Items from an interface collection

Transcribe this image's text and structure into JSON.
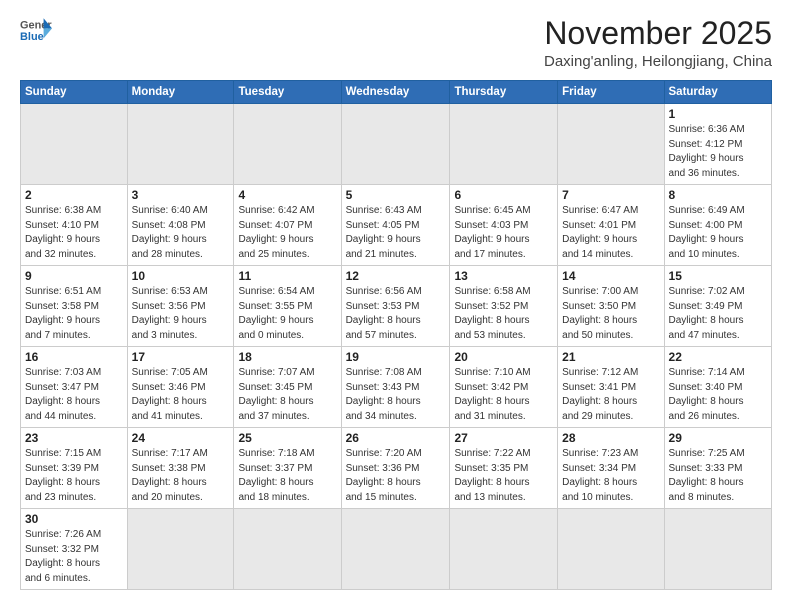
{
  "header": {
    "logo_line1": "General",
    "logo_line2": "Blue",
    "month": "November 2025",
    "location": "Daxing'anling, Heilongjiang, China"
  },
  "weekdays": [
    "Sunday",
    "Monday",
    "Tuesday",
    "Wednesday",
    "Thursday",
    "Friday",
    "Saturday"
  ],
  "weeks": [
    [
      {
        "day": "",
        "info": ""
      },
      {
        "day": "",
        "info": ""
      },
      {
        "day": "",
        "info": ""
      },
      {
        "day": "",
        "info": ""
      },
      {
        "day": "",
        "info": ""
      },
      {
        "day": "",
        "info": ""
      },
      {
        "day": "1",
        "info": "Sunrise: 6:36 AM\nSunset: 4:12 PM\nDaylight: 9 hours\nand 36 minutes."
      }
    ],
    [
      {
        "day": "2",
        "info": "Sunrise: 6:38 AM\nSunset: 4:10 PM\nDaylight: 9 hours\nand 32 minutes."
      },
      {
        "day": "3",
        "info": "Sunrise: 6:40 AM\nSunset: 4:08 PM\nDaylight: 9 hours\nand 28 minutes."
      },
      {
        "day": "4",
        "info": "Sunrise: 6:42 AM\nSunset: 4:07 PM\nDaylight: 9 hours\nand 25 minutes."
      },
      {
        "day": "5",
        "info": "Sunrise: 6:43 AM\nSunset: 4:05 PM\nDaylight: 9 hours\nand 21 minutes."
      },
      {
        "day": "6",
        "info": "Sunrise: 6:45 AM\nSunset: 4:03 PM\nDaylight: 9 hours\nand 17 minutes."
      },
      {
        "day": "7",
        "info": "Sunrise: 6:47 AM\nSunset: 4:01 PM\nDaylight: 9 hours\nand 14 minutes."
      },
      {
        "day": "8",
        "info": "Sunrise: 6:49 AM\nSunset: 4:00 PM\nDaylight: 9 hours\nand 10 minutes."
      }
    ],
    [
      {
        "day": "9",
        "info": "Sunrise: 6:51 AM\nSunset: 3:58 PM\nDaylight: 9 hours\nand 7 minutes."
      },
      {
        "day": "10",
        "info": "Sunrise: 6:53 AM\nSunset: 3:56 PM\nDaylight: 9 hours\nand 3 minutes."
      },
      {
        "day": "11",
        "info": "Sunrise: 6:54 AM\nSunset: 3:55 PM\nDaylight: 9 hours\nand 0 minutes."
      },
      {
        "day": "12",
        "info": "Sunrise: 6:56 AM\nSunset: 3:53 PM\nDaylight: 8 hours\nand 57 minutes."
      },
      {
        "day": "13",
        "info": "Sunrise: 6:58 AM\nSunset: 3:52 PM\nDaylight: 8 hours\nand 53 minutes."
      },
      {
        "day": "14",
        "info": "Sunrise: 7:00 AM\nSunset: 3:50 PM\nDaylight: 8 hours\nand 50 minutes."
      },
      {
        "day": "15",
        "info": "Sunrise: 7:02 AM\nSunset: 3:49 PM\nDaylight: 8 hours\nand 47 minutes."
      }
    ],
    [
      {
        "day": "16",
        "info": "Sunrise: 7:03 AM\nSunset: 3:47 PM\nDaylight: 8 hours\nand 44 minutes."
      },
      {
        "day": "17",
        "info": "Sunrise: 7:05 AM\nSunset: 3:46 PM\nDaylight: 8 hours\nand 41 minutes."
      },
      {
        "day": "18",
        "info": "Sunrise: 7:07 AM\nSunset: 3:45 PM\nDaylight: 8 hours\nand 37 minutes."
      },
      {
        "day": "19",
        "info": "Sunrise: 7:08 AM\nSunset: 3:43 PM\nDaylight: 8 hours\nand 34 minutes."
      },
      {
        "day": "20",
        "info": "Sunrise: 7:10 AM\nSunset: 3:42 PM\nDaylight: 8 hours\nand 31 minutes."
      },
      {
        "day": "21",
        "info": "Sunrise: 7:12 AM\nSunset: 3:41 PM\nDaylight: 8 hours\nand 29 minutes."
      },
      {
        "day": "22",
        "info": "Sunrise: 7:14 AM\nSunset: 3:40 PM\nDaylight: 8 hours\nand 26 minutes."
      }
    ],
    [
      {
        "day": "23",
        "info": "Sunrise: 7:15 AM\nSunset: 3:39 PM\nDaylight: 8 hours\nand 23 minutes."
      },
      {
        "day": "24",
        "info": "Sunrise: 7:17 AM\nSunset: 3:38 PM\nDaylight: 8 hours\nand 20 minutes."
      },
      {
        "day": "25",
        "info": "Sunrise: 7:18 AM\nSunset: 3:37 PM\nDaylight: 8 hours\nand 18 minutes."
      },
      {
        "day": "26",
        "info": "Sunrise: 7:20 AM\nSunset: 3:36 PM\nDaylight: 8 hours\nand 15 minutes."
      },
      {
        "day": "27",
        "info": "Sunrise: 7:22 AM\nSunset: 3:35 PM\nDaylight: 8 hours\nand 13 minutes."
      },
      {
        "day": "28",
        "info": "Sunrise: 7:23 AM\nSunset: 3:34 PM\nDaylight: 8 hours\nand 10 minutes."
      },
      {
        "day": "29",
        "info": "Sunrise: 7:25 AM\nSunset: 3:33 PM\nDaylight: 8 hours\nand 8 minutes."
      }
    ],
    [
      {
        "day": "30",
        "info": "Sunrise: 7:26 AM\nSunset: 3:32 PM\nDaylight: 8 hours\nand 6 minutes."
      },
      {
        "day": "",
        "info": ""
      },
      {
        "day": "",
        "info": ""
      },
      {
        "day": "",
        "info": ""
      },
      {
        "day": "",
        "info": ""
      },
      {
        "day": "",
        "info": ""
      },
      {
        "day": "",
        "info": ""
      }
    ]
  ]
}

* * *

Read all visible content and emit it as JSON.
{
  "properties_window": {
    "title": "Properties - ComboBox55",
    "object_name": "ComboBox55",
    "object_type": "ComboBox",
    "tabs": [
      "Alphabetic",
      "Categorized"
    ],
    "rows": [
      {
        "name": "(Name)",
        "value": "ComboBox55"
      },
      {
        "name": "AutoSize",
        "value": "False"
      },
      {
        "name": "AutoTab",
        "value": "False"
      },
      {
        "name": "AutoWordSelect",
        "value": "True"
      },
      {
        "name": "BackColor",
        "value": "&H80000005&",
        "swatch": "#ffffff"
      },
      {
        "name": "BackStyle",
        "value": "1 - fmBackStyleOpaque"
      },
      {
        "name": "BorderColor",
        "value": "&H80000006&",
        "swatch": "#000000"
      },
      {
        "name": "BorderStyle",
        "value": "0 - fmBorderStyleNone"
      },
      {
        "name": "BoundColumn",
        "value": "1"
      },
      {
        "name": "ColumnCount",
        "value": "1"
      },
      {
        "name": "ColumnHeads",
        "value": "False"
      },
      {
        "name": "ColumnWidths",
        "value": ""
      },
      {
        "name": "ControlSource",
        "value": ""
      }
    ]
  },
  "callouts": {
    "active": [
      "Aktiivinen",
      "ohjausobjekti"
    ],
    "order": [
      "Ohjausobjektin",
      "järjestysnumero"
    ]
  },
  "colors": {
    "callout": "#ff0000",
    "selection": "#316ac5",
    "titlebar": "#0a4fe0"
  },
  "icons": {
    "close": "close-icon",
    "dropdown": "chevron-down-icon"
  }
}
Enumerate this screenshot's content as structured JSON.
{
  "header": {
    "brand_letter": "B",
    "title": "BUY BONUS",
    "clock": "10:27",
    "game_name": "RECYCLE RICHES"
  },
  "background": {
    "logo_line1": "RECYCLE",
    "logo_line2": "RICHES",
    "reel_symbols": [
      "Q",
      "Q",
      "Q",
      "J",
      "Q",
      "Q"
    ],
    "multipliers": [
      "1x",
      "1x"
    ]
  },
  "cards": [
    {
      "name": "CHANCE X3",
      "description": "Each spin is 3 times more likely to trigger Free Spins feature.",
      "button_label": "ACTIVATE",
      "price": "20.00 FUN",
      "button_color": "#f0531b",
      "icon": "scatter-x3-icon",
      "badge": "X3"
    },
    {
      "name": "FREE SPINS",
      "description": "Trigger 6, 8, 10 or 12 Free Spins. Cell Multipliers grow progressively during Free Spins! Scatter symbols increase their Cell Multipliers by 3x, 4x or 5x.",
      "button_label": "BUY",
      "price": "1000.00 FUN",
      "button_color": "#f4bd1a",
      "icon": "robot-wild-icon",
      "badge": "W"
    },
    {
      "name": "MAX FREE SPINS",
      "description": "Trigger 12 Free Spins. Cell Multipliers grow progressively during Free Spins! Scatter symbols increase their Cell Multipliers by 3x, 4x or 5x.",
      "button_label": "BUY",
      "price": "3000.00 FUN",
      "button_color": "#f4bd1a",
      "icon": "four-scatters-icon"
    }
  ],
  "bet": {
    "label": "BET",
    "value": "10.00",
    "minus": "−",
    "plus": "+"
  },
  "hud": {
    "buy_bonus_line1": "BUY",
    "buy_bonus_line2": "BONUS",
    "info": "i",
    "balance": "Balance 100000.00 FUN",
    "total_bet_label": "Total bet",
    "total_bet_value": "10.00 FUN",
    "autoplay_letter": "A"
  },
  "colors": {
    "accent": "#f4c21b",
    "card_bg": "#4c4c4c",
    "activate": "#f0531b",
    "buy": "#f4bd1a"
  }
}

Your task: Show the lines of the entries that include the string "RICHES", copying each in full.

Written reply:
    "game_name": "RECYCLE RICHES"
    "logo_line2": "RICHES",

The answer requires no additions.